"Imagine three grown men in spandex dancing and singing along to ABBA. It's got to be everyone's worst nightmare," said T.J. Mannix, who plays Bill Austen in the Arkansas Repertory Theatre's upcoming production of Mamma Mia! "But that's the beauty of this musical — everyone, even the older characters, get to have fun."
"Mamma Mia!" is an international phenomenon; it has played in more than 50 countries and been translated into 22 languages. Featuring the songs of ABBA and elaborate dance routines, the musical promises feel-good vibes and a classic love story.
Here's the story line: Sophie, a young woman about to be married, finds out from her mother's old diary that her father is one of three men. She invites them all to the wedding, hoping she can determine which one is her father. Mannix plays one of three potential fathers. Unfortunately for his character, this involves both the aforementioned spandex and his coming to terms with his perennial singlehood.
"The great thing about this show is that there are two generations going through very similar problems. You've got the dads and the Dynamos," Mannix said. "Each character is facing his or her own problems within the greater storyline." Young adults on the cusp of commitments are not the only ones who can relate to this play: Parents, grandparents, aunts and uncles will see their relationship struggles mirrored in characters like Austen and Rosie Mulligan (Alison Nusbaum).
Both Bill and Rosie are free spirits who grew up in the 1970s. Bill is a travel writer with no possessions or strings. Rosie, a former singer in the "Dynamos," runs a feminist press and is confident in all matters aside from those of love. Mannix described the two characters as "in denial. Both characters are like, 'We're totally fine being single! Everything's OK!' — but really, they're having to come to terms with many of the same issues that the younger generation is dealing with."
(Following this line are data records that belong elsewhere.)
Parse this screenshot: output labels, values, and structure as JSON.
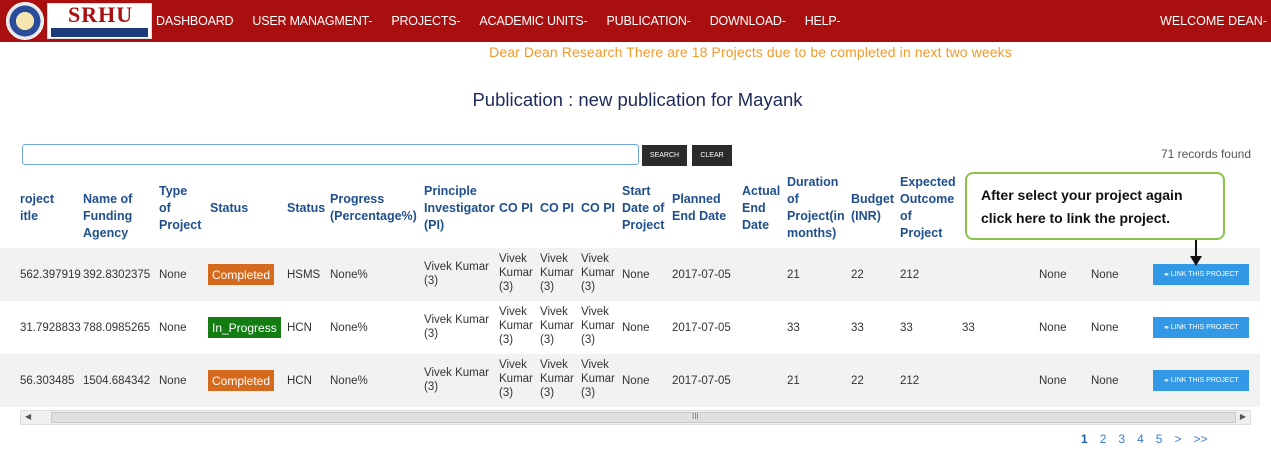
{
  "navbar": {
    "logo_text": "SRHU",
    "items": [
      "DASHBOARD",
      "USER MANAGMENT",
      "PROJECTS",
      "ACADEMIC UNITS",
      "PUBLICATION",
      "DOWNLOAD",
      "HELP"
    ],
    "dropdown_marker": "-",
    "welcome": "WELCOME DEAN",
    "bg_color": "#a90f0f"
  },
  "alert": "Dear Dean Research There are 18 Projects due to be completed in next two weeks",
  "page_title": "Publication : new publication for Mayank",
  "search": {
    "value": "",
    "search_label": "SEARCH",
    "clear_label": "CLEAR"
  },
  "records_found": "71 records found",
  "table": {
    "headers": {
      "project_title": [
        "roject",
        "itle"
      ],
      "funding": [
        "Name of",
        "Funding",
        "Agency"
      ],
      "type": [
        "Type",
        "of",
        "Project"
      ],
      "status": "Status",
      "status2": "Status",
      "progress": [
        "Progress",
        "(Percentage%)"
      ],
      "pi": [
        "Principle",
        "Investigator",
        "(PI)"
      ],
      "copi1": "CO PI",
      "copi2": "CO PI",
      "copi3": "CO PI",
      "start": [
        "Start",
        "Date of",
        "Project"
      ],
      "planned": [
        "Planned",
        "End Date"
      ],
      "actual": [
        "Actual",
        "End",
        "Date"
      ],
      "duration": [
        "Duration",
        "of",
        "Project(in",
        "months)"
      ],
      "budget": [
        "Budget",
        "(INR)"
      ],
      "outcome": [
        "Expected",
        "Outcome",
        "of",
        "Project"
      ]
    },
    "rows": [
      {
        "project_title": "562.397919",
        "funding": "392.8302375",
        "type": "None",
        "status": "Completed",
        "status_kind": "completed",
        "status2": "HSMS",
        "progress": "None%",
        "pi": [
          "Vivek Kumar",
          "(3)"
        ],
        "copi": [
          "Vivek",
          "Kumar",
          "(3)"
        ],
        "start": "None",
        "planned": "2017-07-05",
        "actual": "",
        "duration": "21",
        "budget": "22",
        "outcome": "212",
        "extra": "",
        "col_a": "None",
        "col_b": "None",
        "link_label": "LINK THIS PROJECT"
      },
      {
        "project_title": "31.7928833",
        "funding": "788.0985265",
        "type": "None",
        "status": "In_Progress",
        "status_kind": "in_progress",
        "status2": "HCN",
        "progress": "None%",
        "pi": [
          "Vivek Kumar",
          "(3)"
        ],
        "copi": [
          "Vivek",
          "Kumar",
          "(3)"
        ],
        "start": "None",
        "planned": "2017-07-05",
        "actual": "",
        "duration": "33",
        "budget": "33",
        "outcome": "33",
        "extra": "33",
        "col_a": "None",
        "col_b": "None",
        "link_label": "LINK THIS PROJECT"
      },
      {
        "project_title": "56.303485",
        "funding": "1504.684342",
        "type": "None",
        "status": "Completed",
        "status_kind": "completed",
        "status2": "HCN",
        "progress": "None%",
        "pi": [
          "Vivek Kumar",
          "(3)"
        ],
        "copi": [
          "Vivek",
          "Kumar",
          "(3)"
        ],
        "start": "None",
        "planned": "2017-07-05",
        "actual": "",
        "duration": "21",
        "budget": "22",
        "outcome": "212",
        "extra": "",
        "col_a": "None",
        "col_b": "None",
        "link_label": "LINK THIS PROJECT"
      }
    ]
  },
  "callout": "After select your project again click here to link the project.",
  "scrollbar_grip": "III",
  "pagination": [
    "1",
    "2",
    "3",
    "4",
    "5",
    ">",
    ">>"
  ],
  "colors": {
    "completed": "#d5691e",
    "in_progress": "#137d13",
    "link_button": "#3399e6",
    "alert_text": "#f39a2b",
    "callout_border": "#8bc34a"
  }
}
One of the messages of the musical: You continue to learn about yourself as you grow older.
"This show explores facets of nontraditional relationships. It's a celebration of family, but one that does not need to be tied to marriage," Zane Phillips said. Phillips plays Sky, Sophie's fiance.
What can enthusiastic fans of the film version — or another stage version — gain from watching yet another production of this musical?
"You're not going to see this version of 'Mamma Mia!' on tour," said marketing director Allyson Pittman Gattin. While many cast members have performed this musical before, they've had to approach their roles in a fresh light. According to Nusbaum, director John Miller-Stephany told actors at the auditions to "scrap what you've seen happen in this play. It's going to be a different show."
Director Miller-Stephany believes in an "original take, but one that still re-evaluates the purpose of each song, each dialogue." This means that there is room for actors to put their own spin on their roles.
"Even Sarah Daniels," Nusbaum said, "who has played Sophie before, said that in this production, she is 'learning a whole new side of Sophie.' "
Opening night will include a preshow cocktail dinner and drinks with the director, as well as a selfie station and Loblolly ice cream. There will also be a postshow party with the cast.
"Mamma Mia!" runs Wednesday, March 14, through Sunday, April 15. The cast and crew talk about the play on Thursday, March 15, at the Clinton School of Public Service, noon, free. "Pay Your Age" night is Sunday, March 18, and Sign Interpreter Night is Wednesday, March 28. "Sing-a-long Night" is Thursday, April 12. For tickets and more info, see therep.org/attend.